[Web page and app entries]
○ ○ ○ ○ ○
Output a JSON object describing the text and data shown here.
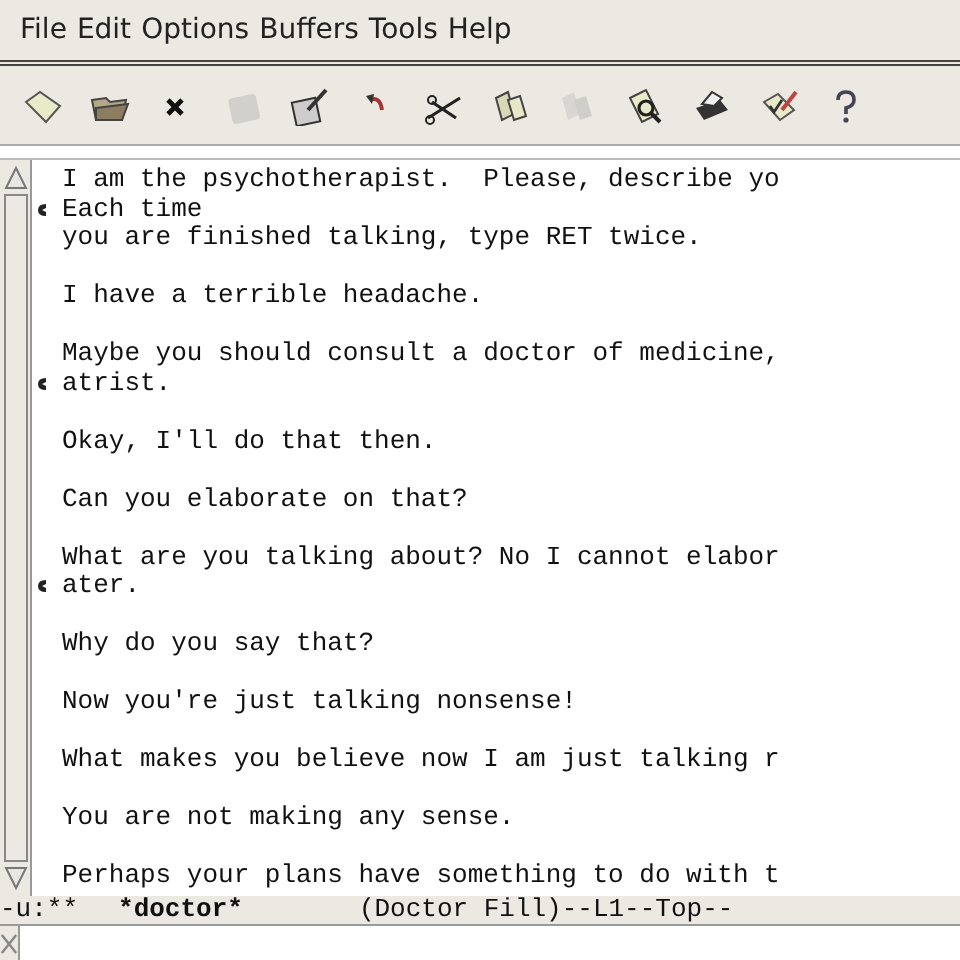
{
  "menu": [
    "File",
    "Edit",
    "Options",
    "Buffers",
    "Tools",
    "Help"
  ],
  "toolbar": [
    {
      "kind": "new",
      "disabled": false
    },
    {
      "kind": "open",
      "disabled": false
    },
    {
      "kind": "close",
      "disabled": false
    },
    {
      "kind": "save",
      "disabled": true
    },
    {
      "kind": "saveas",
      "disabled": false
    },
    {
      "kind": "undo",
      "disabled": false
    },
    {
      "kind": "cut",
      "disabled": false
    },
    {
      "kind": "copy",
      "disabled": false
    },
    {
      "kind": "paste",
      "disabled": true
    },
    {
      "kind": "search",
      "disabled": false
    },
    {
      "kind": "print",
      "disabled": false
    },
    {
      "kind": "customize",
      "disabled": false
    },
    {
      "kind": "help",
      "disabled": false
    }
  ],
  "buffer_lines": [
    {
      "kind": "text",
      "text": "I am the psychotherapist.  Please, describe yo"
    },
    {
      "kind": "continued",
      "text": "Each time"
    },
    {
      "kind": "text",
      "text": "you are finished talking, type RET twice."
    },
    {
      "kind": "blank"
    },
    {
      "kind": "text",
      "text": "I have a terrible headache."
    },
    {
      "kind": "blank"
    },
    {
      "kind": "text",
      "text": "Maybe you should consult a doctor of medicine,"
    },
    {
      "kind": "continued",
      "text": "atrist."
    },
    {
      "kind": "blank"
    },
    {
      "kind": "text",
      "text": "Okay, I'll do that then."
    },
    {
      "kind": "blank"
    },
    {
      "kind": "text",
      "text": "Can you elaborate on that?"
    },
    {
      "kind": "blank"
    },
    {
      "kind": "text",
      "text": "What are you talking about? No I cannot elabor"
    },
    {
      "kind": "continued",
      "text": "ater."
    },
    {
      "kind": "blank"
    },
    {
      "kind": "text",
      "text": "Why do you say that?"
    },
    {
      "kind": "blank"
    },
    {
      "kind": "text",
      "text": "Now you're just talking nonsense!"
    },
    {
      "kind": "blank"
    },
    {
      "kind": "text",
      "text": "What makes you believe now I am just talking r"
    },
    {
      "kind": "blank"
    },
    {
      "kind": "text",
      "text": "You are not making any sense."
    },
    {
      "kind": "blank"
    },
    {
      "kind": "text",
      "text": "Perhaps your plans have something to do with t"
    }
  ],
  "mode_line": {
    "status": "-u:**",
    "buffer_name": "*doctor*",
    "modes": "(Doctor Fill)--L1--Top--"
  }
}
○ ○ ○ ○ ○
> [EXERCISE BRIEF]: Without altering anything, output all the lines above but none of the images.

> [RESULT OF THIS TASK]:
Output a JSON object describing the text and data shown here.
{
  "menu": [
    "File",
    "Edit",
    "Options",
    "Buffers",
    "Tools",
    "Help"
  ],
  "toolbar": [
    {
      "kind": "new",
      "disabled": false
    },
    {
      "kind": "open",
      "disabled": false
    },
    {
      "kind": "close",
      "disabled": false
    },
    {
      "kind": "save",
      "disabled": true
    },
    {
      "kind": "saveas",
      "disabled": false
    },
    {
      "kind": "undo",
      "disabled": false
    },
    {
      "kind": "cut",
      "disabled": false
    },
    {
      "kind": "copy",
      "disabled": false
    },
    {
      "kind": "paste",
      "disabled": true
    },
    {
      "kind": "search",
      "disabled": false
    },
    {
      "kind": "print",
      "disabled": false
    },
    {
      "kind": "customize",
      "disabled": false
    },
    {
      "kind": "help",
      "disabled": false
    }
  ],
  "buffer_lines": [
    {
      "kind": "text",
      "text": "I am the psychotherapist.  Please, describe yo"
    },
    {
      "kind": "continued",
      "text": "Each time"
    },
    {
      "kind": "text",
      "text": "you are finished talking, type RET twice."
    },
    {
      "kind": "blank"
    },
    {
      "kind": "text",
      "text": "I have a terrible headache."
    },
    {
      "kind": "blank"
    },
    {
      "kind": "text",
      "text": "Maybe you should consult a doctor of medicine,"
    },
    {
      "kind": "continued",
      "text": "atrist."
    },
    {
      "kind": "blank"
    },
    {
      "kind": "text",
      "text": "Okay, I'll do that then."
    },
    {
      "kind": "blank"
    },
    {
      "kind": "text",
      "text": "Can you elaborate on that?"
    },
    {
      "kind": "blank"
    },
    {
      "kind": "text",
      "text": "What are you talking about? No I cannot elabor"
    },
    {
      "kind": "continued",
      "text": "ater."
    },
    {
      "kind": "blank"
    },
    {
      "kind": "text",
      "text": "Why do you say that?"
    },
    {
      "kind": "blank"
    },
    {
      "kind": "text",
      "text": "Now you're just talking nonsense!"
    },
    {
      "kind": "blank"
    },
    {
      "kind": "text",
      "text": "What makes you believe now I am just talking r"
    },
    {
      "kind": "blank"
    },
    {
      "kind": "text",
      "text": "You are not making any sense."
    },
    {
      "kind": "blank"
    },
    {
      "kind": "text",
      "text": "Perhaps your plans have something to do with t"
    }
  ],
  "mode_line": {
    "status": "-u:**",
    "buffer_name": "*doctor*",
    "modes": "(Doctor Fill)--L1--Top--"
  }
}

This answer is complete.